By Saiful Bahri Kamaruddin
Pix Ikhwan Hashim, Health Ministry
BANGI, 2 Oct 2015 – Malaysians should eat more fruit and vegetables to help stave off obesity and other life-style related diseases.
Epidemiological studies indicate that fruit intake will lower the risk of coronary heart diseases, hypertension and strokes and may prevent cancer and slow down the aging process, said Prof Aminah Abdullah, an expert in Food Science at the Faculty of Science and Technology (FST), The National University of Malaysia (UKM).
Fruit, as with vegetables, have been considered to be protective food containing vitamins, minerals and fibres, but are now even more important due to their antioxidant content, said Prof Aminah.
“Obesity is a disease, not a decision. Obesity is a disease where there’s improper diet. Obesity has been on the increase in Malaysia since 2011. In 2014 49% of women and 44% of men were found to be obese.
Fruit are part of functional foods that include specialty crops, tree fruit, berries, coloured potato and vegetables.
“There are also ‘super fruit’ that have anti-oxidant, anti-ageing, and anti-inflammation properties while also improving eye-eight. Some examples are pears, watermelon and soursop (durian belanda).

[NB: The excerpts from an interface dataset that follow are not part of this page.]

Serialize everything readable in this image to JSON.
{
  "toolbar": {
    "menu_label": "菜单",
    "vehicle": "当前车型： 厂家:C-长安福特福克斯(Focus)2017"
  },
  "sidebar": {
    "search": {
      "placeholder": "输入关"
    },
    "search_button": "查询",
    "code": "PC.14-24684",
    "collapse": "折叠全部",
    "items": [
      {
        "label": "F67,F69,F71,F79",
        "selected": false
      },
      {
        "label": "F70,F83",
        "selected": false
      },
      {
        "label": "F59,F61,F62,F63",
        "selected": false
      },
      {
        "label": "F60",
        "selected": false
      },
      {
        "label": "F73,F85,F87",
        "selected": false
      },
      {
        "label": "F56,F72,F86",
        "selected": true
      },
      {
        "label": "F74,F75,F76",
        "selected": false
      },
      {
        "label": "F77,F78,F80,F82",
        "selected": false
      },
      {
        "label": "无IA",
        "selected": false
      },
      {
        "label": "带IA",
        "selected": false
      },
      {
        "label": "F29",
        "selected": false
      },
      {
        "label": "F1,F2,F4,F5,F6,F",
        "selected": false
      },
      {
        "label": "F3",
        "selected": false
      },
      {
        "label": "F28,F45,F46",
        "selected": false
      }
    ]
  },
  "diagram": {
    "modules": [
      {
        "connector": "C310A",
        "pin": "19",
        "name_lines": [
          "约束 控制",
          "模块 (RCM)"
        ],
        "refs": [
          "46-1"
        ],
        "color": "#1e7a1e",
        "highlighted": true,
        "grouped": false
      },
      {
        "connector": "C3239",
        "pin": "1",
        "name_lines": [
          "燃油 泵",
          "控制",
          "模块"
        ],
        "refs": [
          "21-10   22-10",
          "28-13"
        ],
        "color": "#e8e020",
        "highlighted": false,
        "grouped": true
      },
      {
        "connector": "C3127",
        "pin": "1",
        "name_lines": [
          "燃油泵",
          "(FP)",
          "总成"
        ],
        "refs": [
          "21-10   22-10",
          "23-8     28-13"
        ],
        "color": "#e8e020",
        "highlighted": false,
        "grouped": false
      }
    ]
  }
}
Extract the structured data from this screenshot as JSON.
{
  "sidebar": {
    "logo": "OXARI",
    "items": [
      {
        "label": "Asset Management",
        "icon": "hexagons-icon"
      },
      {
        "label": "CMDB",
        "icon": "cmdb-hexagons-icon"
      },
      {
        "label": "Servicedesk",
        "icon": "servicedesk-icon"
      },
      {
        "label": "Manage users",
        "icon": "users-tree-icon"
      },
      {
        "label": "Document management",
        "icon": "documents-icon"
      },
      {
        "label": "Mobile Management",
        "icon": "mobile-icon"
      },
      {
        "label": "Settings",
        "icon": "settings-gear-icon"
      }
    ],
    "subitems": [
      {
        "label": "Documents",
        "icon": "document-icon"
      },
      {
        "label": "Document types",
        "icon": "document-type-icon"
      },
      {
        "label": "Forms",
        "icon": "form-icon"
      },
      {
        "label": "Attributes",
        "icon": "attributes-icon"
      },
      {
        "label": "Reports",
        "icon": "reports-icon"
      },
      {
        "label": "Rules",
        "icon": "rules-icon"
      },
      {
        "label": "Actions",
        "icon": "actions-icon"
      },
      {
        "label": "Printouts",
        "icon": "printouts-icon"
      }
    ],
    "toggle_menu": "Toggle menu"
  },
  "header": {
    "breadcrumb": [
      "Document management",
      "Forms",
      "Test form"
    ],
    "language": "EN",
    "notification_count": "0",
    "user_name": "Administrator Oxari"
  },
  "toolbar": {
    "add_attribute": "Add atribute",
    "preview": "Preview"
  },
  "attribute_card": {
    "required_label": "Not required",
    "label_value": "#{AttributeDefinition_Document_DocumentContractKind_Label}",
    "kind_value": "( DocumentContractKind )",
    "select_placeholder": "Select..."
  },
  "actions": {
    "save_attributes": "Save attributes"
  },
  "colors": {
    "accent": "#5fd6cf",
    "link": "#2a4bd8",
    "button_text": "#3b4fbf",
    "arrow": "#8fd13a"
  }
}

“Banana is a common fruit that is easily available and is ulcerogenic, at least against gastric ulcers. It staves off constipation, depression and strokes. Fruit have comparatively little fat or protein,” she said.
Another common fruit that that is attracting a lot of attention is pink guava (jambu batu) which have anti-oxidant and anti-diabetic properties.

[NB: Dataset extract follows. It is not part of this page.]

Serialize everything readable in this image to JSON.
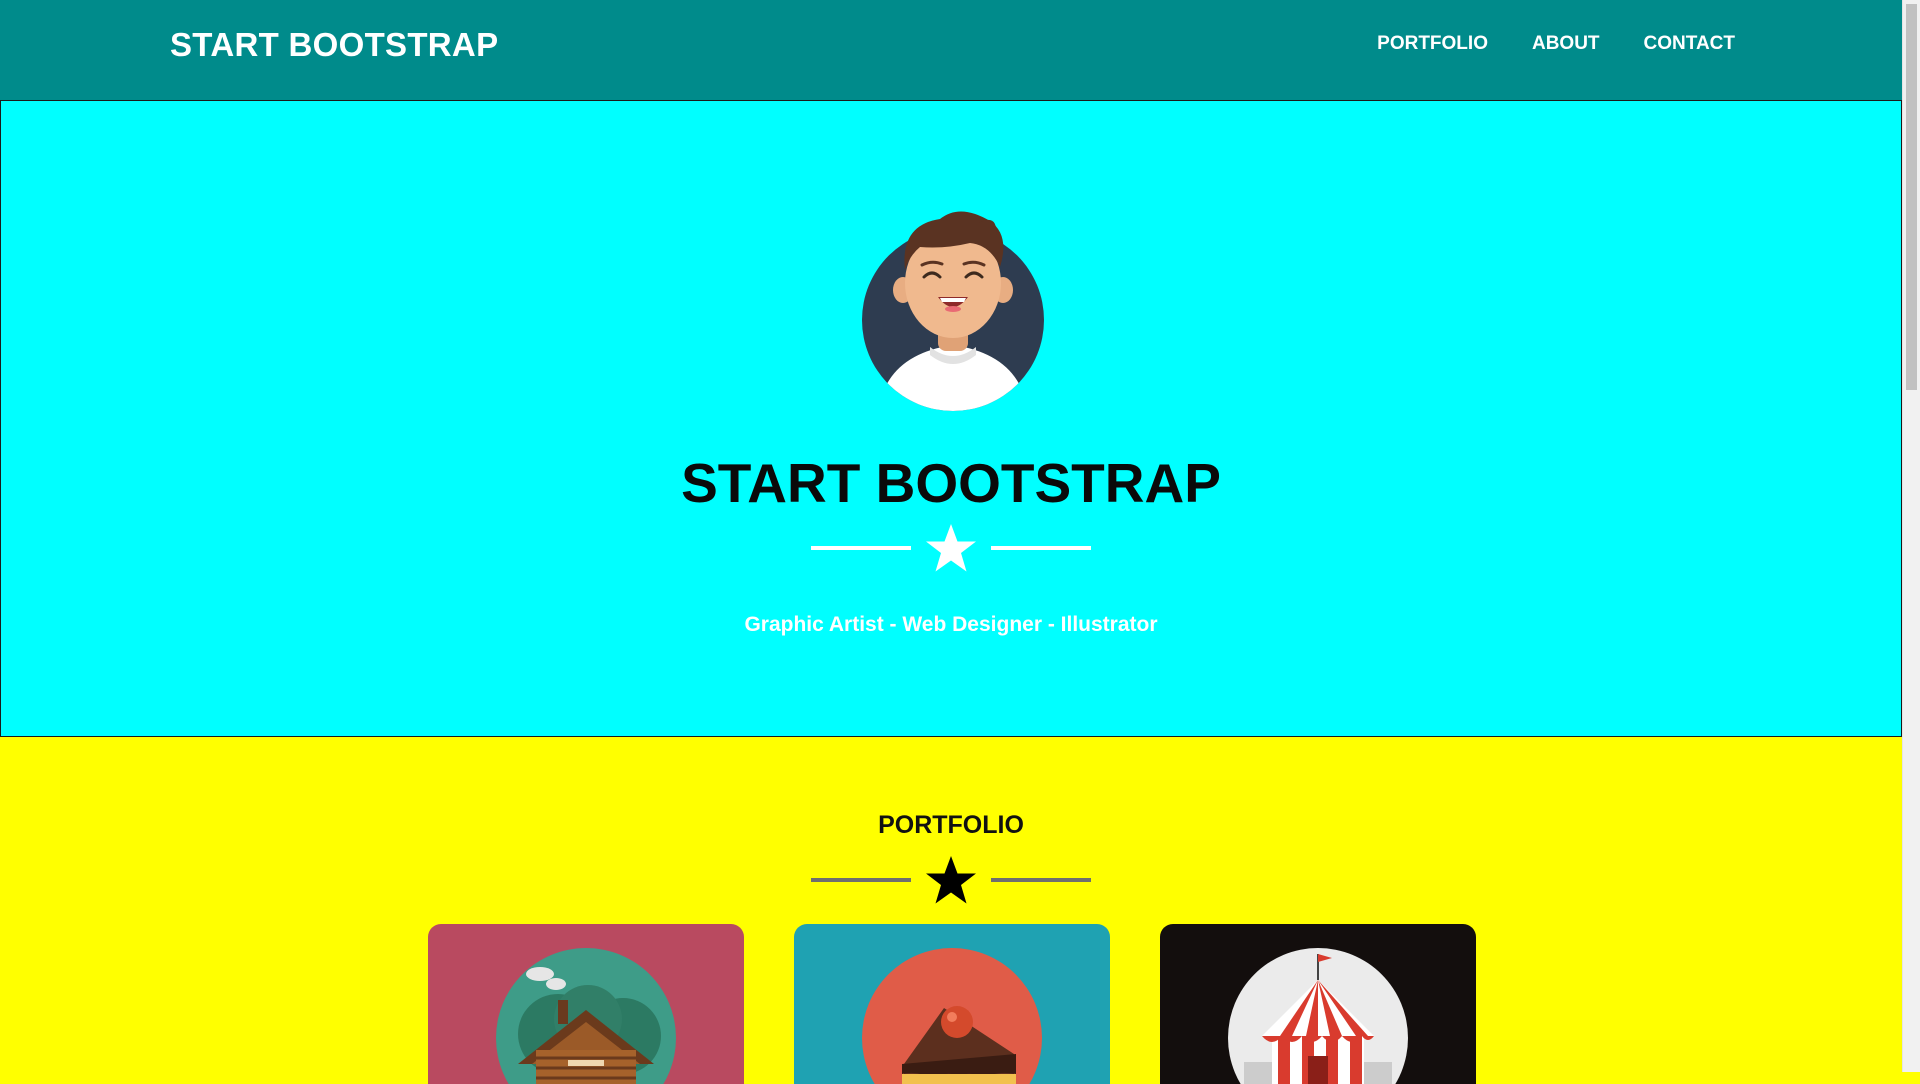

In her lecture titled Fruit: A trendy approach for maintaining optimal health, she said a person needs at least two servings of fruit a day and three of vegetables as part of the diet to maintain health.

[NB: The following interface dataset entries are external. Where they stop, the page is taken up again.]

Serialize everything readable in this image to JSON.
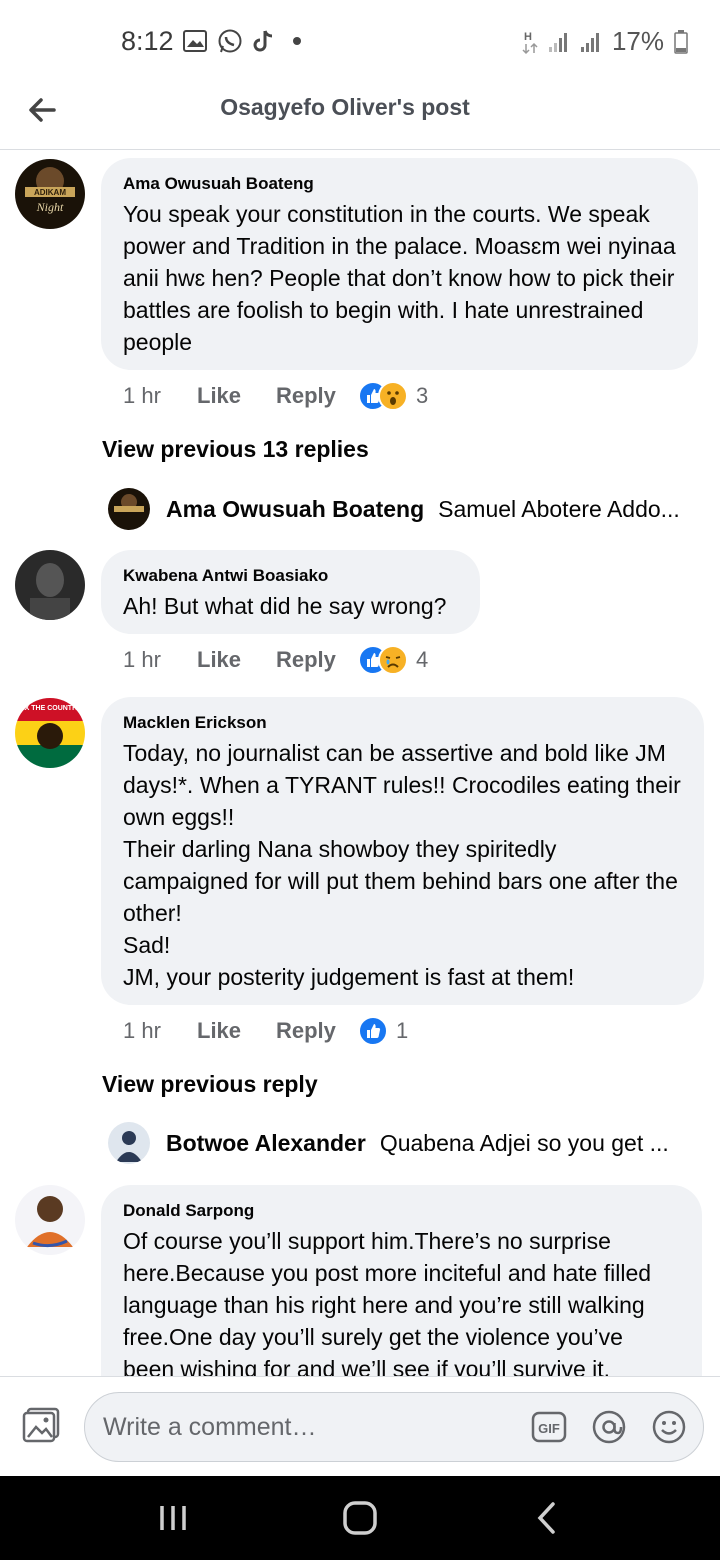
{
  "status_bar": {
    "time": "8:12",
    "battery": "17%",
    "network": "H"
  },
  "header": {
    "title": "Osagyefo Oliver's post"
  },
  "comments": [
    {
      "author": "Ama Owusuah Boateng",
      "text": "You speak your constitution in the courts. We speak power and Tradition in the palace. Moasɛm wei nyinaa anii hwɛ hen? People that don’t know how to pick their battles are foolish to begin with. I hate unrestrained people",
      "time": "1 hr",
      "like": "Like",
      "reply": "Reply",
      "reactions": [
        "like",
        "wow"
      ],
      "reaction_count": "3"
    },
    {
      "author": "Kwabena Antwi Boasiako",
      "text": "Ah! But what did he say wrong?",
      "time": "1 hr",
      "like": "Like",
      "reply": "Reply",
      "reactions": [
        "like",
        "sad"
      ],
      "reaction_count": "4"
    },
    {
      "author": "Macklen Erickson",
      "text": "Today, no journalist can be assertive and bold like JM days!*. When a TYRANT rules!! Crocodiles eating their own eggs!!\nTheir darling Nana showboy they spiritedly campaigned for will put them behind bars one after the other!\nSad!\nJM, your posterity judgement is fast at them!",
      "time": "1 hr",
      "like": "Like",
      "reply": "Reply",
      "reactions": [
        "like"
      ],
      "reaction_count": "1"
    },
    {
      "author": "Donald Sarpong",
      "text": "Of course you’ll support him.There’s no surprise here.Because you post more inciteful and hate filled language than his right here and you’re still walking free.One day you’ll surely get the violence you’ve been wishing for and we’ll see if you’ll survive it."
    }
  ],
  "view_previous_1": "View previous 13 replies",
  "collapsed_reply_1": {
    "author": "Ama Owusuah Boateng",
    "text": "Samuel Abotere Addo..."
  },
  "view_previous_2": "View previous reply",
  "collapsed_reply_2": {
    "author": "Botwoe Alexander",
    "text": "Quabena Adjei so you get ..."
  },
  "avatar_texts": {
    "fix_the_country": "FIX THE COUNTRY",
    "adikam": "ADIKAM",
    "night": "Night"
  },
  "composer": {
    "placeholder": "Write a comment…",
    "gif_label": "GIF"
  },
  "colors": {
    "accent": "#1877f2",
    "bubble": "#f0f2f5",
    "secondary_text": "#65676b"
  }
}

“All over the World many people are not taking enough fruits. There are seven fruits specifically mentioned in the Quran that offers various benefits for health; figs, olives, dates, pomegranate, grapes and Indian Jujube. Fruit such as apples sometimes are no longer safe due to the presence of pesticide residue and other contaminants,” said Prof Aminah in her public lecture here on September 29.
Sometimes, she said, fruit and vegetables can be processed into more attractive products such as juices and beverages, nutritious and tasty fruit bars and other innovative products.
She explained that all countries, including Malaysia, provide guidelines in the form of a ‘Food Pyramid’ which recommends a person consumes at least two servings of fruit each day but less salt, fat, oil and sugar.
“Fruit contains fructose (corn syrup) and glucose – simple sugars that are easy to absorb than sucrose, which is a processed complex sugar that is less healthy because it is not easily absorbed. Sucrose requires the enzyme sucrase to break it down to the two monosaccharides. It is more expensive than corn syrup and promotes tooth decay.
“If you are not diabetic, then eat as much (fruit) as you can. But consult a doctor first,” she advised.
Also present at her public lecture was Dean of FST Prof Dr Sahrim Hj Ahmad and Deputy Dean Prof Dr Rusli Daik.